I can’t think of a man who didn’t overlap with the next, or another, and it’s not disrespectful to any of them and I don’t count Jesus in this list and the clarification isn’t stupid because there are some that save themselves and even then he’s in the room and if I wanted to be watched I’d pick somebody hotter or available in ways he isn’t and it’s not blasphemy if you’re born into it and I prayed for unalterables to be true and a self-brainwash is similar to a communal, but knowing your own mind isn’t an option, in fact I’ve been punished for it and the questions weren’t career-breakers, couldn’t crush my crush on John, or dampen Jack (yes, I was wet enough), or undo what I did with Jenny.
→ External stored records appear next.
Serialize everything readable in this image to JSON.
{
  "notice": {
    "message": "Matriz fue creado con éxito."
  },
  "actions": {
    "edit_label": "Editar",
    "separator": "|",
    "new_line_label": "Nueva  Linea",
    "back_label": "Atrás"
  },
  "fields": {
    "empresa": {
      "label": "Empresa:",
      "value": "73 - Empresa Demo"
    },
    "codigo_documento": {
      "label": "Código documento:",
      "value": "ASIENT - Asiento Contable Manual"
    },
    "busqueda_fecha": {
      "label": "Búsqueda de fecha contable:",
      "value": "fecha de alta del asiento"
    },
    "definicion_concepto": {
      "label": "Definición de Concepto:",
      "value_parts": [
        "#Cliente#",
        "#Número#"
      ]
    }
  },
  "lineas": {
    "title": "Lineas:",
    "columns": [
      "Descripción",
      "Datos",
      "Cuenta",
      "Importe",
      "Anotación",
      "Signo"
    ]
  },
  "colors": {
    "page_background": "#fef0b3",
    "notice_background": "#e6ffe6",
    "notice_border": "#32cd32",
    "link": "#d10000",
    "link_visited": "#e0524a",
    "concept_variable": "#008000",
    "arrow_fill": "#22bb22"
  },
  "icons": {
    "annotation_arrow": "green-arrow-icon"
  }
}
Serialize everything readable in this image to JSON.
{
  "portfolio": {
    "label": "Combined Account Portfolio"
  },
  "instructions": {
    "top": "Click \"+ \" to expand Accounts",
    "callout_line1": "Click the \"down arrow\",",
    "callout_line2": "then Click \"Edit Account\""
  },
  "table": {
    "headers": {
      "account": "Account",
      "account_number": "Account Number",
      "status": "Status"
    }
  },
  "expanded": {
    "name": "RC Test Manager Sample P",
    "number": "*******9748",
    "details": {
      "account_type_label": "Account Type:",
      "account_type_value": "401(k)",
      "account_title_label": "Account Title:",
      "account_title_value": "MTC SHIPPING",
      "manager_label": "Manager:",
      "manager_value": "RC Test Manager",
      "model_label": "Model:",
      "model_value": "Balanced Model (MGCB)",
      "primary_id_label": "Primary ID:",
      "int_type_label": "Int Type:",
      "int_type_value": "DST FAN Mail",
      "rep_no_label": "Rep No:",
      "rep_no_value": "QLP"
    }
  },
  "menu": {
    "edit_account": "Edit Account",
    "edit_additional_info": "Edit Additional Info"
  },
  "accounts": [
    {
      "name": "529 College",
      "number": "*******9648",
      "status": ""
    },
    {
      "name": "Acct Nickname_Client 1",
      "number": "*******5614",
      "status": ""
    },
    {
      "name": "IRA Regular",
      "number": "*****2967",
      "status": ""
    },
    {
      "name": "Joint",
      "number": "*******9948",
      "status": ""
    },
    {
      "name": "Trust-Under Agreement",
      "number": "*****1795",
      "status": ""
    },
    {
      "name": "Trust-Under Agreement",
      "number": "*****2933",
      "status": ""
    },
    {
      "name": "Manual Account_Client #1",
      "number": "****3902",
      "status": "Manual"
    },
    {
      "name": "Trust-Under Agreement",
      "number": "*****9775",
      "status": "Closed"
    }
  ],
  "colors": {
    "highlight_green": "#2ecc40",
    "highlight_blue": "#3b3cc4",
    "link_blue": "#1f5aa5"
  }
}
Biblical rules are ancient like Marathon bars, or the album Lindsay Lohan recorded in 2005, 6, before she tore shit up.
The long contract’s an easy sign and even your story, you agree to it being sellable and don’t care what kind of package it is they put you in as long as it’s not taffeta or green, and someone prepared what you’d say and each judge purposefully willed failure, willing you to win, encouraged TV confidence which you had in the mirror when you were 13, but the millennia’s an estimation which never worked mathematically, because the impact factors are complex, and potential’s stayed the same level since 2004 and it’s easy for millionaires to say, “You need a little confidence,” and, “We all want you to win,” with no actual comprehension, and I promise you, scene-stealer, there are movies about the skin on your ribs, elasticine is, and if I could contort I’d understand the flatness of each eyeball and straighten your toes out and tell you this once-a-year charade is a sickness and people coming twice are a zombie start-up and you’re better than that. You’ve bested it.
My sister reminds me on holiday I’d take roadkill pictures, that’d end up blurry, a self-censor, because the after’s not something you can capture. Not explainable, adequate or photogenic.
Then, death was a make-believe marvel that Bible stories disproved or made points of, and it was an other person place which the pocket of my stomach was yet to inhabit. Similarly, I’d take fairground rides, awe-full, off-peak to queue skip, without bolts and seat-fittings invading eyespace. And if dad said it was okay it was okay.
And my bravery is a moment push now, a fluttery seat belt turbulence, in which I sometime regret analysing Genesis, John, Jude, with a graduate skepticism, until close-read passages were unworkable poems evidenced as undo, don’t do, did.
There’s solace in the nothing. But where does the skin go?
When the call comes – a friend recommends you for a first audition for a TV talent show – it’s a half-expect, fate, eventuality as all reason. The emotions are a grieving scale and first comes proud and the thousand queue, a cake topping sprinkling gets you past producers but the celebrities you’ve seen on the polished show product are entities locked in dressing rooms bigger than lounges in houses you’ve grown up or sat in.
I’m going to pick a moment to live and it won’t be expected like a birthday, holiday, landmark like moving, or breaking someone’s stare. A mother’s meal, dad’s advice, hospital break out or work-up purchase. An achievement medal-worthy, wedding or chip-eating-cemetery sitting with Jack, John, Paul.
Instead I pick this long forgotten kiss which both parties remember on technicality: the jukebox mechanism, toilet lock, soaked beer mats. And in hindsight it’s a regraded movie, re-reviewed a decade later by sit-through-movie-goers who toy with their “leave any time clause.” And they’d always rather stay than leave and never know. Conclusivity is better, whatever it sheds. Usually just carrot grated boredom.